What the exercise asks: Look for the word "MEDIA" in the entries and copy every line where it shows up.

Provided data:
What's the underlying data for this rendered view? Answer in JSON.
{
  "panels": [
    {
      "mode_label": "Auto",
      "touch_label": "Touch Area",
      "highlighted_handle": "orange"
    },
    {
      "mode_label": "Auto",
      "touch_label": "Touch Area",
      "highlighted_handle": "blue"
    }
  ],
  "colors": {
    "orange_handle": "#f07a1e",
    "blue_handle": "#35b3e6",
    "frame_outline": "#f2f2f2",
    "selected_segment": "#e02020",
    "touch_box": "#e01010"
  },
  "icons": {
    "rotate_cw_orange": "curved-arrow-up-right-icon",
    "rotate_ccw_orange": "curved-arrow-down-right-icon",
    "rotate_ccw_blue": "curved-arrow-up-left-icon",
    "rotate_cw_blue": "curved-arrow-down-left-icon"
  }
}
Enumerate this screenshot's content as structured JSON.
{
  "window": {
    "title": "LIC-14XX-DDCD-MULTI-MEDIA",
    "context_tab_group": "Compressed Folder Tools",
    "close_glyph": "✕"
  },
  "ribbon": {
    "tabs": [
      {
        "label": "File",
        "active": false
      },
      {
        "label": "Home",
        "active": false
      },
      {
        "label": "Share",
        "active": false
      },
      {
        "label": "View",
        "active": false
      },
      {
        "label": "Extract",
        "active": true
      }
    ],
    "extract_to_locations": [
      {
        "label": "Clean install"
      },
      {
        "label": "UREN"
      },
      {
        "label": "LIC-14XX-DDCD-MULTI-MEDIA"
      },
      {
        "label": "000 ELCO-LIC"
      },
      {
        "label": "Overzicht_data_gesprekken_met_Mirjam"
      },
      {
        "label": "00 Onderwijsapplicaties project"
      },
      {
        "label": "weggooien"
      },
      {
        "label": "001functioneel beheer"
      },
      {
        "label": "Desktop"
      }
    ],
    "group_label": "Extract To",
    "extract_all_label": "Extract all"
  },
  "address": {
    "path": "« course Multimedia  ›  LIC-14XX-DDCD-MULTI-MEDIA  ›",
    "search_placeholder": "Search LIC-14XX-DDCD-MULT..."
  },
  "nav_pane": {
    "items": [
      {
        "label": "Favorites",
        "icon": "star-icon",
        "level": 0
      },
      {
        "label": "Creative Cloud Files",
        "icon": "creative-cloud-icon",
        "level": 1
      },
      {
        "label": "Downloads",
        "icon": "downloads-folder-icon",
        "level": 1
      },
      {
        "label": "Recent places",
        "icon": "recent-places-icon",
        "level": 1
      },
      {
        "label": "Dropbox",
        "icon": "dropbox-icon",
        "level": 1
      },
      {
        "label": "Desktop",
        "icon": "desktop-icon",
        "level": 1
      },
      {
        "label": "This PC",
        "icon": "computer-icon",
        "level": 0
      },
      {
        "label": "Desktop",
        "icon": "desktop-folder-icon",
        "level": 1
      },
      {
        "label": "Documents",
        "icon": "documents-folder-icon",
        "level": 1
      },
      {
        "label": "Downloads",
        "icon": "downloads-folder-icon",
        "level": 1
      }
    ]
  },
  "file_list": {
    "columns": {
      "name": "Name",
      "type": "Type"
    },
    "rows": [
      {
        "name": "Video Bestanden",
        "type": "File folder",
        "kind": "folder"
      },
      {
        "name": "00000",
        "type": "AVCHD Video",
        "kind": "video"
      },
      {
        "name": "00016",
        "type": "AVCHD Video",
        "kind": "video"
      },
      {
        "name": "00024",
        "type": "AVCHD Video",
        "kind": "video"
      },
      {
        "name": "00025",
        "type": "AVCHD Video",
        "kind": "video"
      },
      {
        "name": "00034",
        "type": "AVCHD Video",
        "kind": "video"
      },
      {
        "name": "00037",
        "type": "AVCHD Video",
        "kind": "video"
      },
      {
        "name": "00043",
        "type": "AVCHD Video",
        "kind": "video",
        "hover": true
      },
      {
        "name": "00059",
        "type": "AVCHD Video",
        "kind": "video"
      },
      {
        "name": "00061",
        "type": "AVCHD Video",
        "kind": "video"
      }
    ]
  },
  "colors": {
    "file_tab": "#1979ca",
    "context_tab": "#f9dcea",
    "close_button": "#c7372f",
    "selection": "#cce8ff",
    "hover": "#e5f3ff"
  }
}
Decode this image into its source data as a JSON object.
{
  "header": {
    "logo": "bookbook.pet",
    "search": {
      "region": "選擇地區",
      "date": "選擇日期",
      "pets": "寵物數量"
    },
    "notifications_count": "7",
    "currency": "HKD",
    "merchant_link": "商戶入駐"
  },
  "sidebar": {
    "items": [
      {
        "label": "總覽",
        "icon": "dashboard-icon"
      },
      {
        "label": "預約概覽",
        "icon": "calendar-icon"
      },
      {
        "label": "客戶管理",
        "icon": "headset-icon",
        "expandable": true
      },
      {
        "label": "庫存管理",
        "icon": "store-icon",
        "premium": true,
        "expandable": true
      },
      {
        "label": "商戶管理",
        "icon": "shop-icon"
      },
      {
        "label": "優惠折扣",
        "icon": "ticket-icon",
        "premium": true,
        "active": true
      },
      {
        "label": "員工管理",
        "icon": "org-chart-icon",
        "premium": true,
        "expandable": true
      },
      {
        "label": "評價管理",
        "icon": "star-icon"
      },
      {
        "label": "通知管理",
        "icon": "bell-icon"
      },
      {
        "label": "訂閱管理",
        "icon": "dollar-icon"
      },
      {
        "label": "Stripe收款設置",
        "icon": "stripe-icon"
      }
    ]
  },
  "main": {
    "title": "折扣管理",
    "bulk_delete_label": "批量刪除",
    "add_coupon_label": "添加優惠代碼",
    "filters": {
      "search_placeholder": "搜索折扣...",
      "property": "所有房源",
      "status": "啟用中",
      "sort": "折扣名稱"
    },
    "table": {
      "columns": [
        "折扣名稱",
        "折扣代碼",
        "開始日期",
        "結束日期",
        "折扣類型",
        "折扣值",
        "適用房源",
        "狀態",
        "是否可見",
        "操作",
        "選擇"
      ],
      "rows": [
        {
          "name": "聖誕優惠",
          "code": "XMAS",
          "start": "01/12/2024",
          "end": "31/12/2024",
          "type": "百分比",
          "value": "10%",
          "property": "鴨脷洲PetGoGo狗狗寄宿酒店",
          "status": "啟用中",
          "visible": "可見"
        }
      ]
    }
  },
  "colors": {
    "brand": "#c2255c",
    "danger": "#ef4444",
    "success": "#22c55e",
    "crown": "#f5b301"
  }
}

Response area:
    "title": "LIC-14XX-DDCD-MULTI-MEDIA",
        "label": "LIC-14XX-DDCD-MULTI-MEDIA"
    "path": "« course Multimedia  ›  LIC-14XX-DDCD-MULTI-MEDIA  ›",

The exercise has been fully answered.